San Juan County Council Councilman Rick Hughes says it’s been a significant revenue year for the islands. The county just finalized its 2018 budget, which totals $70 million.
“We are very fortunate compared to other counties in the state,” he said. “For the first time ever, sales tax revenue exceeded property tax revenue. We have $35 to $40 million in revenue in funds like the land bank and lodging tax and our cash reserve fund is at $1.6 million. It was $85,000 when was I was first elected to the council … we also have low debt and being on state insurance for our employees has lowered costs as well.”
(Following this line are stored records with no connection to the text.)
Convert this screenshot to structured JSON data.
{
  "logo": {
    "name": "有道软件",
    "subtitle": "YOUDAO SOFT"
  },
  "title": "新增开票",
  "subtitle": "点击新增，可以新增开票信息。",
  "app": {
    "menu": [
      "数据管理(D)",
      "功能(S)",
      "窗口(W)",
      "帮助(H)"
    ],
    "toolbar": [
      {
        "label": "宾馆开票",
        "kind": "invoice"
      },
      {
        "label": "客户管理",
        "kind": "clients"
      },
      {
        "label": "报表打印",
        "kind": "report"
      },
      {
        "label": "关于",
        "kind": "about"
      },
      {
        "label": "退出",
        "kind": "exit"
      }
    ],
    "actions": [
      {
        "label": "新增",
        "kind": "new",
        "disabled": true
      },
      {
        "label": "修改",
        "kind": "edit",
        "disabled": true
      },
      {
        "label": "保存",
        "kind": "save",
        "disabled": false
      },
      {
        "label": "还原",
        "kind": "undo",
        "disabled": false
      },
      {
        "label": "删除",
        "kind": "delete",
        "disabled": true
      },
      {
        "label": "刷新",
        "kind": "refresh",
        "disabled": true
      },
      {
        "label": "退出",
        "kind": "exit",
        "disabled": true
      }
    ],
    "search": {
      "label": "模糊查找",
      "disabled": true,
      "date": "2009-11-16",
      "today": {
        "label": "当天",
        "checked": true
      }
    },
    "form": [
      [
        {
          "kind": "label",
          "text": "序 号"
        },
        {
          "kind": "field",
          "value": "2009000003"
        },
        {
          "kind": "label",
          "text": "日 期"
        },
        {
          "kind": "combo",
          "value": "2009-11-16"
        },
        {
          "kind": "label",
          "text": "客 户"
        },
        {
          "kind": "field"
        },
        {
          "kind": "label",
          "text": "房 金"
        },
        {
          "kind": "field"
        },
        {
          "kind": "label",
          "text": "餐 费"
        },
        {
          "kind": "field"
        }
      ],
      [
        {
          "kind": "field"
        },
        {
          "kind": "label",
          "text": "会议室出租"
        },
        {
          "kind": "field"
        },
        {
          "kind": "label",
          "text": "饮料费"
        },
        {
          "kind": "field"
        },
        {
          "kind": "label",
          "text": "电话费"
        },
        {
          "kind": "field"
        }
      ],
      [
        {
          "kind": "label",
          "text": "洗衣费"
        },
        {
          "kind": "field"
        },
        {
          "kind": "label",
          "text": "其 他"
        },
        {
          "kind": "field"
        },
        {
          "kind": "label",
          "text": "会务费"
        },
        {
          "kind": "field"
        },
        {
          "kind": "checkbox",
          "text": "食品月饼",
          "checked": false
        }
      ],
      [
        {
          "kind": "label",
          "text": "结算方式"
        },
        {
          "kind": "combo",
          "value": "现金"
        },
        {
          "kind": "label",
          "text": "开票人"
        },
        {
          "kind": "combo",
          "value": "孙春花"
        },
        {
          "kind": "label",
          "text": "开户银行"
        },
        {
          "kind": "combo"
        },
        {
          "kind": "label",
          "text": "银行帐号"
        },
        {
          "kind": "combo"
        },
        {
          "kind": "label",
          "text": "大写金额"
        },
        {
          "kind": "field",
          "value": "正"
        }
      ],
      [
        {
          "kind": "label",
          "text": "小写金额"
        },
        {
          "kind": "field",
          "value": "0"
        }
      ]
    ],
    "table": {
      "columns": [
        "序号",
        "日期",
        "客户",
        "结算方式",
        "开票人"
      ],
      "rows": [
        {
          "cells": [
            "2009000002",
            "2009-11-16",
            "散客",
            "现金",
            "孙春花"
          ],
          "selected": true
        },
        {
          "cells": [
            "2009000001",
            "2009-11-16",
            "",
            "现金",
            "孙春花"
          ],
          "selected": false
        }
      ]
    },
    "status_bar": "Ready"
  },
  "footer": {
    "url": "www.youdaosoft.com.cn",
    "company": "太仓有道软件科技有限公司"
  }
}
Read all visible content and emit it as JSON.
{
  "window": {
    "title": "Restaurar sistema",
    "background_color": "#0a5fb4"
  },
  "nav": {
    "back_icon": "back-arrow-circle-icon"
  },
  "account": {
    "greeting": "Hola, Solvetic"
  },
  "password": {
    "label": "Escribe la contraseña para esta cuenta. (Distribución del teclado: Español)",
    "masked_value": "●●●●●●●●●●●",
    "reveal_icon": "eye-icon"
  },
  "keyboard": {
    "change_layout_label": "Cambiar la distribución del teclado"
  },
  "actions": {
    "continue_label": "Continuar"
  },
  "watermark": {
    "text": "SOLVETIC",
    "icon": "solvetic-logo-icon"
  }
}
Hughes said 2017 was a “big year” for public works projects on Orcas, most notably the park and ride at the ferry terminal. It officially opened on Oct. 31. In April 2017, San Juan County signed a 25-year lease with the Washington State Department of Transportation, allowing the usage of a 5.32-acre property where park and ride was built. The lease can then be renewed twice for 10-year periods. The state was only willing to allow the lease of the land free of charge as long as there is no charge for parking. WSDOT also granted the county a $760,000 grant to construct the park and ride. The county allocated $710,000 toward the project. The purpose of the park and ride is to move parking from Orcas Road to a new designated parking lot. About 20 parking spots are currently open and will be available throughout the winter. The rest of the approximately 80 car lot will be opened in spring once a fog seal and parking stops are laid.
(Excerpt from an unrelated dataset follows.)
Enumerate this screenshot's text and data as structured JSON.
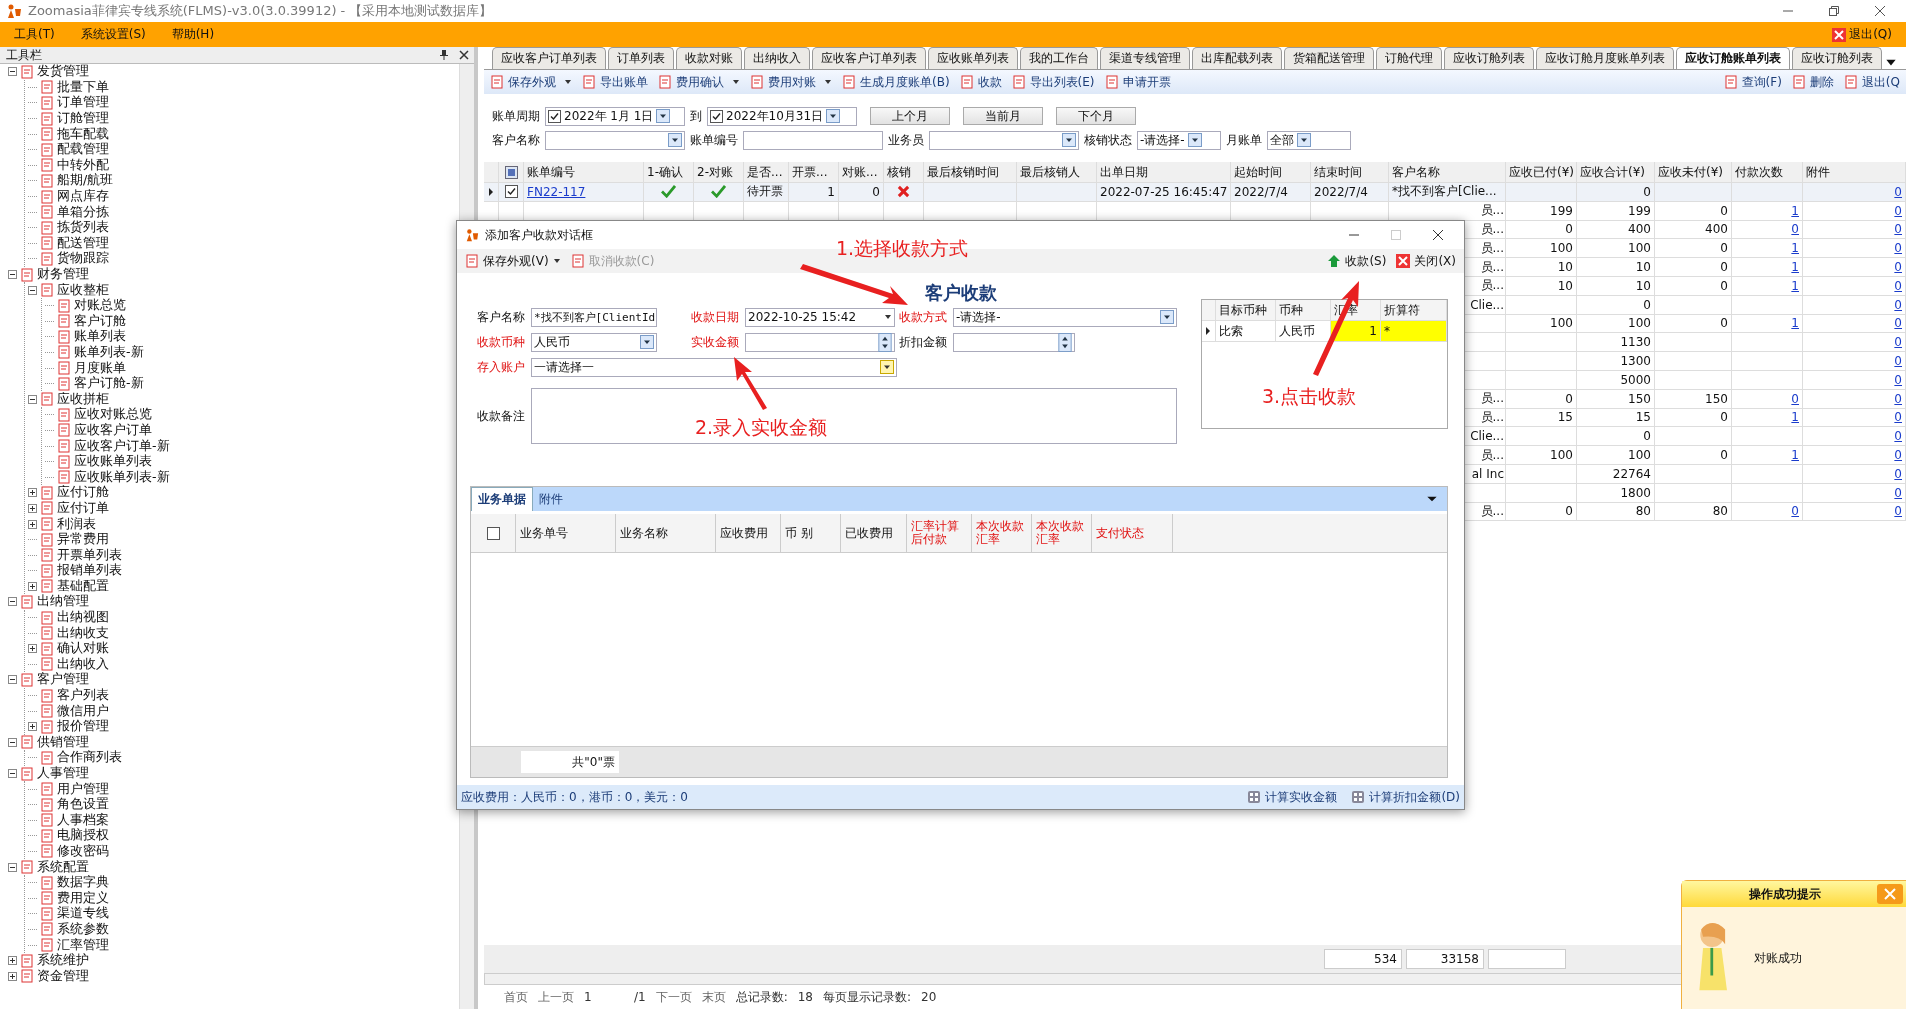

The county also completed the Deer Harbor Bridge replacement in early March. The wooden bridge, built in 1971, was replaced by a longer and wider version that not only addressed safety concerns but restored the estuary to assist salmon in the area. The project totaled $3.2 million and was primarily funded by a $2.4 million grant from the state department of transportation. The rest came from the county road fund.
Hughes is also proud of helping to get the Exchange back up and running. The reuse facility reopened on Nov. 24 after burning to the ground four years previously. In October 2016, the county agreed to build the “shell” of the new Exchange building — a pole-frame, metal structure — while leaving all the interior build-out, including utilities, to Orcas Recycling Services. The county pledged up to $600,000 to finance the shell project.
Improvements to Orcas Road are slated to begin in the first quarter of 2018. Public works is currently securing right of ways from landowners to widen the road to 4-foot shoulders, improve the line of sight and fix the intersection of Nordstrom Lane and Orcas Road so it’s not a safety concern. The total length of the project is 1.25 miles and runs from McNallie to Orcas Road to Nordstrom Lane. The work is estimated to cost $3.3 million. The county has secured a $2.6 million grant from the state rural arterial program. The remaining $.7 million will be provided the county road fund.
Improvements on the corner of Main Street and Prune Alley to Fern Street will likely be pushed off until 2019. The project will incorporate repairing or replacing stormwater facilities, installing curb, gutter, sidewalk and disability crossings and putting in defined parking spots. The total cost of improvements is $2.3 million, and the majority of it is being funded by the county.
Hughes was involved in setting up flights from the Friday Harbor Airport to Victoria, B.C., and soon Northstar Air Tours is offering direct flights from Friday Harbor and can also pick up passengers from Eastsound. It will be the shortest international scheduled flight in North America.
“Northstar needs to clear a transfer bond, which should be soon,” said Hughes. “The Port of Friday Harbor donated the space and did the office construction and the town and county paid for the space via LTAC funding,” said Hughes. “Rick Larson, the governor’s office and the mayors of Sidney, Tofino and Victoria were involved. It was a team effort.”
In 2018, Hughes is planning to continue the council’s work with the five-county regional group of Skagit, Island, Whatcom and Snohomish on topics like transportation, behavioral health and veterans services.
“By working together as a region not individual counties, we are setting an example for the rest of the state,” he said.
Hughes’ other upcoming goals are improving marine facilities like upgrading the county docks, providing better behavior health services, installing mooring buoys county-wide and ensuring that health and community services and senior services are being provided despite changes in Medicaid. He encourages community members to reach out to him with questions or concerns at firstname.lastname@example.org or 360-472-0253.
Hughes says he supports the proposed public hospital district for Orcas but doesn’t want to see all the funding go to one entity.
The Coalition for Orcas Health Care gathered enough signatures to secure a measure to create a public hospital district for the April 2018 ballot. The county council voted unanimously to permit the election. At the same time voters will be selecting commissioners to serve on the board, should the public hospital district be accepted. Those commissioners will then be deciding how much of a tax islanders will pay, with a maximum being 75 cents per $1,000 of a home’s assessed value. The coalition has publicly stated the hospital district is intended to cover primary care on Orcas, which is currently being provided by UW Medicine Orcas Island Clinic and Orcas Family Health Center.
“We need to have accountability for same-day care on this island,” said Hughes. “I’m 100 percent supportive of the hospital district concept but I hope the commissioners define the care that is important and not have it controlled by one hospital group.”